YOUR ASSIGNMENT> Read through the records. Copy each line that has the word "time".

INPUT RECORDS>
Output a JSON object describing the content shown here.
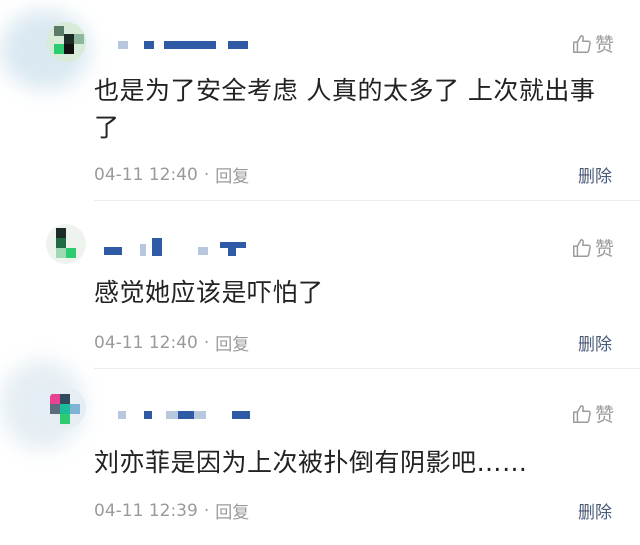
{
  "comments": [
    {
      "text": "也是为了安全考虑 人真的太多了 上次就出事了",
      "date": "04-11",
      "time": "12:40",
      "dot": "·",
      "reply": "回复",
      "like": "赞",
      "delete": "删除",
      "avatar_icon": "pixelated-avatar"
    },
    {
      "text": "感觉她应该是吓怕了",
      "date": "04-11",
      "time": "12:40",
      "dot": "·",
      "reply": "回复",
      "like": "赞",
      "delete": "删除",
      "avatar_icon": "pixelated-avatar"
    },
    {
      "text": "刘亦菲是因为上次被扑倒有阴影吧……",
      "date": "04-11",
      "time": "12:39",
      "dot": "·",
      "reply": "回复",
      "like": "赞",
      "delete": "删除",
      "avatar_icon": "pixelated-avatar"
    }
  ],
  "colors": {
    "username_blue": "#2f5aa6",
    "text": "#222222",
    "meta": "#9a9a9a",
    "delete": "#4a5a73"
  },
  "icons": {
    "like": "thumbs-up-icon"
  }
}
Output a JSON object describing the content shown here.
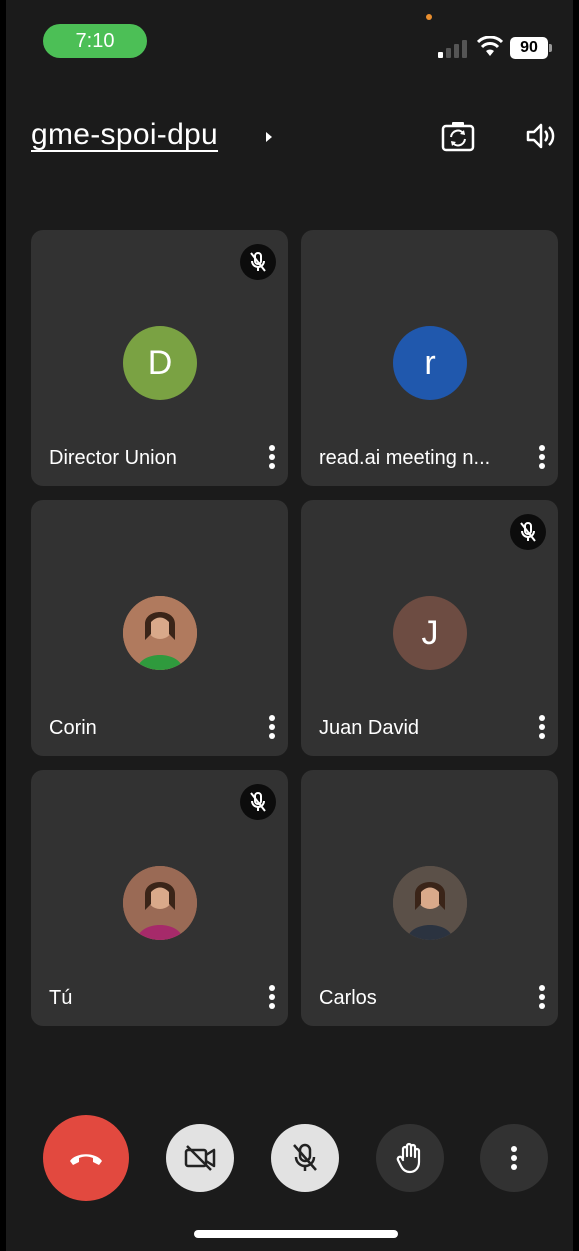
{
  "status_bar": {
    "time": "7:10",
    "battery": "90"
  },
  "header": {
    "meeting_code": "gme-spoi-dpu",
    "icons": [
      "chevron-right-icon",
      "switch-camera-icon",
      "speaker-icon"
    ]
  },
  "participants": [
    {
      "name": "Director Union",
      "initial": "D",
      "avatar_color": "#7aa243",
      "muted": true,
      "photo": false
    },
    {
      "name": "read.ai meeting n...",
      "initial": "r",
      "avatar_color": "#2058ad",
      "muted": false,
      "photo": false
    },
    {
      "name": "Corin",
      "initial": "",
      "avatar_color": "#b07a5e",
      "muted": false,
      "photo": true
    },
    {
      "name": "Juan David",
      "initial": "J",
      "avatar_color": "#6d4c42",
      "muted": true,
      "photo": false
    },
    {
      "name": "Tú",
      "initial": "",
      "avatar_color": "#9a6a55",
      "muted": true,
      "photo": true
    },
    {
      "name": "Carlos",
      "initial": "",
      "avatar_color": "#5b5048",
      "muted": false,
      "photo": true
    }
  ],
  "controls": {
    "icons": [
      "end-call-icon",
      "camera-off-icon",
      "mic-off-icon",
      "raise-hand-icon",
      "more-options-icon"
    ],
    "end_call_color": "#e2493f"
  }
}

ANSWER FOR THIS EXERCISE>
      "time": "12:40",
      "time": "12:40",
      "time": "12:39",
    "time": "7:10",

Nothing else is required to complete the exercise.